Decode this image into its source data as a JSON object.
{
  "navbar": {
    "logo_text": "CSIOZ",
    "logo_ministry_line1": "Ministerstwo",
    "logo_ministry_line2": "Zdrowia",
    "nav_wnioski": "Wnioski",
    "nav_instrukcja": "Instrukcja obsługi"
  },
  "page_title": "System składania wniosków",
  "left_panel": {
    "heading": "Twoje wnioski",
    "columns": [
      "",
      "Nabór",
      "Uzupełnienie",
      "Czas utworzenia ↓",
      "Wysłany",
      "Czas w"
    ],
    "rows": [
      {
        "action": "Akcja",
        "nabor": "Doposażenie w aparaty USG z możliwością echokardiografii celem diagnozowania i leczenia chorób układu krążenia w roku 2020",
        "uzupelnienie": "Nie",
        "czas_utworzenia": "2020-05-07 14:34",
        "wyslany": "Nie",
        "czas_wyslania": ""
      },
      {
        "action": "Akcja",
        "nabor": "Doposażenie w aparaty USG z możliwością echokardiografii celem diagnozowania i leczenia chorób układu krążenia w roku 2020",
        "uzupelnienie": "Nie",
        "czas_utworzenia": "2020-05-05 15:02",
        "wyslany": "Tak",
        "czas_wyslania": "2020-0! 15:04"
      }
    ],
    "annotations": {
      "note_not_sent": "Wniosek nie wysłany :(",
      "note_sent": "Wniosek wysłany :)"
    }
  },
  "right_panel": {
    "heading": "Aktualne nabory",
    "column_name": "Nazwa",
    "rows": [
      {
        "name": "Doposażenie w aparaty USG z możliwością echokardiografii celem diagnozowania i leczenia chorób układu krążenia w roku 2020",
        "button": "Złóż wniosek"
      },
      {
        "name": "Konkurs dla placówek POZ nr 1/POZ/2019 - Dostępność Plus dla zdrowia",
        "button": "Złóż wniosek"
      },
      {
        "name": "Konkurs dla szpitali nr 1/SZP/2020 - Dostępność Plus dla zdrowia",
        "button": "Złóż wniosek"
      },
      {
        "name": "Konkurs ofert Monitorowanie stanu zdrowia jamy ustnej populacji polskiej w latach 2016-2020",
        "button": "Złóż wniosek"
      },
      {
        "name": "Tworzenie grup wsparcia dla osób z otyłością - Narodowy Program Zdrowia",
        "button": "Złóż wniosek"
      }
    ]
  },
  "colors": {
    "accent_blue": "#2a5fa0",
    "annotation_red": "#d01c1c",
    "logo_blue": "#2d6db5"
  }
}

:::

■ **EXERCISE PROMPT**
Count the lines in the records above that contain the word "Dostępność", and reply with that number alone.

■ **COMPLETED EXERCISE**
2